*WHAT TO DO*
Return the records exactly as they are.

*ENTRIES PROVIDED*
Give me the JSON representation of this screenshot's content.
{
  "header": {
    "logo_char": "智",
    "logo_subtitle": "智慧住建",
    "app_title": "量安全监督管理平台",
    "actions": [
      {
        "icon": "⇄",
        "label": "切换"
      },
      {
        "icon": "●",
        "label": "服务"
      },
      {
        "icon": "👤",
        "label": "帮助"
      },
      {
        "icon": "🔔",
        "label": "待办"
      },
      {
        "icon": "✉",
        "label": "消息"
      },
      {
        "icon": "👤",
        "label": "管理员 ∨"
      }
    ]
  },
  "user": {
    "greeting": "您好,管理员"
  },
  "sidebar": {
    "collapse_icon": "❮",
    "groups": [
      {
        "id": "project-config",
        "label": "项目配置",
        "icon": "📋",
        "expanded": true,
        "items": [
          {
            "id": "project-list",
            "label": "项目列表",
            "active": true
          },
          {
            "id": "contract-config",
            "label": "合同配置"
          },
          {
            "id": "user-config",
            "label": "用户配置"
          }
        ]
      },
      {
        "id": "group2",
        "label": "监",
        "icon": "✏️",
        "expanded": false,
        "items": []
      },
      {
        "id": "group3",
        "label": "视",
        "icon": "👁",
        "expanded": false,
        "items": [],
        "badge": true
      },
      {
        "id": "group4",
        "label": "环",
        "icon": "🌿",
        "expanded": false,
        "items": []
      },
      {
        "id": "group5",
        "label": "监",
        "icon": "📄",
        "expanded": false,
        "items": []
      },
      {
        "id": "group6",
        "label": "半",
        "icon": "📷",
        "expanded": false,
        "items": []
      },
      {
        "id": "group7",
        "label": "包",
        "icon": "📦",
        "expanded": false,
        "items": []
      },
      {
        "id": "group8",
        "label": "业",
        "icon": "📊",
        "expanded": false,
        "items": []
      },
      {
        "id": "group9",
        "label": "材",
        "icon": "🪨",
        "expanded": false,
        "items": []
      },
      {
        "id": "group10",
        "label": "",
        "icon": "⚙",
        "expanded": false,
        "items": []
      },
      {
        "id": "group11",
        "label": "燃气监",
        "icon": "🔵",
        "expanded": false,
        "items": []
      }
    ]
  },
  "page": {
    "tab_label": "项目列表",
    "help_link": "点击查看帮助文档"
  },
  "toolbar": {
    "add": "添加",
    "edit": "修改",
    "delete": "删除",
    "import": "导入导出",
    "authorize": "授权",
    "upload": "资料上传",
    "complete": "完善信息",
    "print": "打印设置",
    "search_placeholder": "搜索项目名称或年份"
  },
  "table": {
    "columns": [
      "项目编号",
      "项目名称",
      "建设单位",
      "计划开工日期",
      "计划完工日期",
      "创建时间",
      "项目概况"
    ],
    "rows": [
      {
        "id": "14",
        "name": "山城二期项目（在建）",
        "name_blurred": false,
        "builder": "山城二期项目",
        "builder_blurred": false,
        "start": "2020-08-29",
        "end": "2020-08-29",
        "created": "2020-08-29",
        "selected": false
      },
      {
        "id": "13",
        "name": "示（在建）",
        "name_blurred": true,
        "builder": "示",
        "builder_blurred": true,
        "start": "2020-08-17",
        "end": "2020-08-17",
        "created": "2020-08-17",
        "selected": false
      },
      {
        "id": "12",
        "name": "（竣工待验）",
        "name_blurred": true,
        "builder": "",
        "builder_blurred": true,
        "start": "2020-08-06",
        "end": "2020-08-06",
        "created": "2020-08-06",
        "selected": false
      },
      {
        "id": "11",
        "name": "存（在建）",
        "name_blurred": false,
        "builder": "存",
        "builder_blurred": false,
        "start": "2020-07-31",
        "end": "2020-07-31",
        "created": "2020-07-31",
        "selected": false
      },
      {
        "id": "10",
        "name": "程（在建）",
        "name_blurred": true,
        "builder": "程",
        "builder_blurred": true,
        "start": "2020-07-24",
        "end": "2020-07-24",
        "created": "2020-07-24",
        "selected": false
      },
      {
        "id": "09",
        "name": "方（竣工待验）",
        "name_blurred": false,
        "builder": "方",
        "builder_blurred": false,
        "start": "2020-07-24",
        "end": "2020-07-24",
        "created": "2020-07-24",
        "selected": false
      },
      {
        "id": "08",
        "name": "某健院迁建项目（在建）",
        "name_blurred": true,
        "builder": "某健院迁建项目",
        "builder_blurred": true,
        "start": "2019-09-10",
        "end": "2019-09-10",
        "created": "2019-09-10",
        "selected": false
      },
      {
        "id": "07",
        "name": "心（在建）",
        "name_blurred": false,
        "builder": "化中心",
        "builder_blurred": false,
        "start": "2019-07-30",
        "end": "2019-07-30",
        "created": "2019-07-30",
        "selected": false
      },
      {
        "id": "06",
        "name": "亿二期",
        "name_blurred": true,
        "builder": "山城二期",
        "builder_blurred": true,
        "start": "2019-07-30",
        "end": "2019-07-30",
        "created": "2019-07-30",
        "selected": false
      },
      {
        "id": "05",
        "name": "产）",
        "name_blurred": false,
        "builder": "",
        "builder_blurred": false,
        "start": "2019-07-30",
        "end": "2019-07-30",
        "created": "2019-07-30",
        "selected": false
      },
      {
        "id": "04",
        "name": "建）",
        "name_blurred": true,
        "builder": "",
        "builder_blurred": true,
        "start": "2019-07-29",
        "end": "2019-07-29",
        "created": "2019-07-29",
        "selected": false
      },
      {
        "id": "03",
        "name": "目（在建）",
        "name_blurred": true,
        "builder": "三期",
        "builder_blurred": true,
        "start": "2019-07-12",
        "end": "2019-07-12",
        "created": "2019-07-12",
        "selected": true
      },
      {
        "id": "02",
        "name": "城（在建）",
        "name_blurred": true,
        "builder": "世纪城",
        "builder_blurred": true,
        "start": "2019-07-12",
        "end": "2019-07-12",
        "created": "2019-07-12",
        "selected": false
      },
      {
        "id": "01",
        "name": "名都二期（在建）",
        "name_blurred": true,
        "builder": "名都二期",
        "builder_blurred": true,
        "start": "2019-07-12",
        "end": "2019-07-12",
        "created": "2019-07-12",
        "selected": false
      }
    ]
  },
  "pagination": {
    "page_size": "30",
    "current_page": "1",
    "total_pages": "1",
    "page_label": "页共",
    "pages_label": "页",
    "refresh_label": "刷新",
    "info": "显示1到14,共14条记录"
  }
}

*EXPECTED ANSWER*
Give me the JSON representation of this screenshot's content.
{
  "header": {
    "logo_char": "智",
    "logo_subtitle": "智慧住建",
    "app_title": "量安全监督管理平台",
    "actions": [
      {
        "icon": "⇄",
        "label": "切换"
      },
      {
        "icon": "●",
        "label": "服务"
      },
      {
        "icon": "👤",
        "label": "帮助"
      },
      {
        "icon": "🔔",
        "label": "待办"
      },
      {
        "icon": "✉",
        "label": "消息"
      },
      {
        "icon": "👤",
        "label": "管理员 ∨"
      }
    ]
  },
  "user": {
    "greeting": "您好,管理员"
  },
  "sidebar": {
    "collapse_icon": "❮",
    "groups": [
      {
        "id": "project-config",
        "label": "项目配置",
        "icon": "📋",
        "expanded": true,
        "items": [
          {
            "id": "project-list",
            "label": "项目列表",
            "active": true
          },
          {
            "id": "contract-config",
            "label": "合同配置"
          },
          {
            "id": "user-config",
            "label": "用户配置"
          }
        ]
      },
      {
        "id": "group2",
        "label": "监",
        "icon": "✏️",
        "expanded": false,
        "items": []
      },
      {
        "id": "group3",
        "label": "视",
        "icon": "👁",
        "expanded": false,
        "items": [],
        "badge": true
      },
      {
        "id": "group4",
        "label": "环",
        "icon": "🌿",
        "expanded": false,
        "items": []
      },
      {
        "id": "group5",
        "label": "监",
        "icon": "📄",
        "expanded": false,
        "items": []
      },
      {
        "id": "group6",
        "label": "半",
        "icon": "📷",
        "expanded": false,
        "items": []
      },
      {
        "id": "group7",
        "label": "包",
        "icon": "📦",
        "expanded": false,
        "items": []
      },
      {
        "id": "group8",
        "label": "业",
        "icon": "📊",
        "expanded": false,
        "items": []
      },
      {
        "id": "group9",
        "label": "材",
        "icon": "🪨",
        "expanded": false,
        "items": []
      },
      {
        "id": "group10",
        "label": "",
        "icon": "⚙",
        "expanded": false,
        "items": []
      },
      {
        "id": "group11",
        "label": "燃气监",
        "icon": "🔵",
        "expanded": false,
        "items": []
      }
    ]
  },
  "page": {
    "tab_label": "项目列表",
    "help_link": "点击查看帮助文档"
  },
  "toolbar": {
    "add": "添加",
    "edit": "修改",
    "delete": "删除",
    "import": "导入导出",
    "authorize": "授权",
    "upload": "资料上传",
    "complete": "完善信息",
    "print": "打印设置",
    "search_placeholder": "搜索项目名称或年份"
  },
  "table": {
    "columns": [
      "项目编号",
      "项目名称",
      "建设单位",
      "计划开工日期",
      "计划完工日期",
      "创建时间",
      "项目概况"
    ],
    "rows": [
      {
        "id": "14",
        "name": "山城二期项目（在建）",
        "name_blurred": false,
        "builder": "山城二期项目",
        "builder_blurred": false,
        "start": "2020-08-29",
        "end": "2020-08-29",
        "created": "2020-08-29",
        "selected": false
      },
      {
        "id": "13",
        "name": "示（在建）",
        "name_blurred": true,
        "builder": "示",
        "builder_blurred": true,
        "start": "2020-08-17",
        "end": "2020-08-17",
        "created": "2020-08-17",
        "selected": false
      },
      {
        "id": "12",
        "name": "（竣工待验）",
        "name_blurred": true,
        "builder": "",
        "builder_blurred": true,
        "start": "2020-08-06",
        "end": "2020-08-06",
        "created": "2020-08-06",
        "selected": false
      },
      {
        "id": "11",
        "name": "存（在建）",
        "name_blurred": false,
        "builder": "存",
        "builder_blurred": false,
        "start": "2020-07-31",
        "end": "2020-07-31",
        "created": "2020-07-31",
        "selected": false
      },
      {
        "id": "10",
        "name": "程（在建）",
        "name_blurred": true,
        "builder": "程",
        "builder_blurred": true,
        "start": "2020-07-24",
        "end": "2020-07-24",
        "created": "2020-07-24",
        "selected": false
      },
      {
        "id": "09",
        "name": "方（竣工待验）",
        "name_blurred": false,
        "builder": "方",
        "builder_blurred": false,
        "start": "2020-07-24",
        "end": "2020-07-24",
        "created": "2020-07-24",
        "selected": false
      },
      {
        "id": "08",
        "name": "某健院迁建项目（在建）",
        "name_blurred": true,
        "builder": "某健院迁建项目",
        "builder_blurred": true,
        "start": "2019-09-10",
        "end": "2019-09-10",
        "created": "2019-09-10",
        "selected": false
      },
      {
        "id": "07",
        "name": "心（在建）",
        "name_blurred": false,
        "builder": "化中心",
        "builder_blurred": false,
        "start": "2019-07-30",
        "end": "2019-07-30",
        "created": "2019-07-30",
        "selected": false
      },
      {
        "id": "06",
        "name": "亿二期",
        "name_blurred": true,
        "builder": "山城二期",
        "builder_blurred": true,
        "start": "2019-07-30",
        "end": "2019-07-30",
        "created": "2019-07-30",
        "selected": false
      },
      {
        "id": "05",
        "name": "产）",
        "name_blurred": false,
        "builder": "",
        "builder_blurred": false,
        "start": "2019-07-30",
        "end": "2019-07-30",
        "created": "2019-07-30",
        "selected": false
      },
      {
        "id": "04",
        "name": "建）",
        "name_blurred": true,
        "builder": "",
        "builder_blurred": true,
        "start": "2019-07-29",
        "end": "2019-07-29",
        "created": "2019-07-29",
        "selected": false
      },
      {
        "id": "03",
        "name": "目（在建）",
        "name_blurred": true,
        "builder": "三期",
        "builder_blurred": true,
        "start": "2019-07-12",
        "end": "2019-07-12",
        "created": "2019-07-12",
        "selected": true
      },
      {
        "id": "02",
        "name": "城（在建）",
        "name_blurred": true,
        "builder": "世纪城",
        "builder_blurred": true,
        "start": "2019-07-12",
        "end": "2019-07-12",
        "created": "2019-07-12",
        "selected": false
      },
      {
        "id": "01",
        "name": "名都二期（在建）",
        "name_blurred": true,
        "builder": "名都二期",
        "builder_blurred": true,
        "start": "2019-07-12",
        "end": "2019-07-12",
        "created": "2019-07-12",
        "selected": false
      }
    ]
  },
  "pagination": {
    "page_size": "30",
    "current_page": "1",
    "total_pages": "1",
    "page_label": "页共",
    "pages_label": "页",
    "refresh_label": "刷新",
    "info": "显示1到14,共14条记录"
  }
}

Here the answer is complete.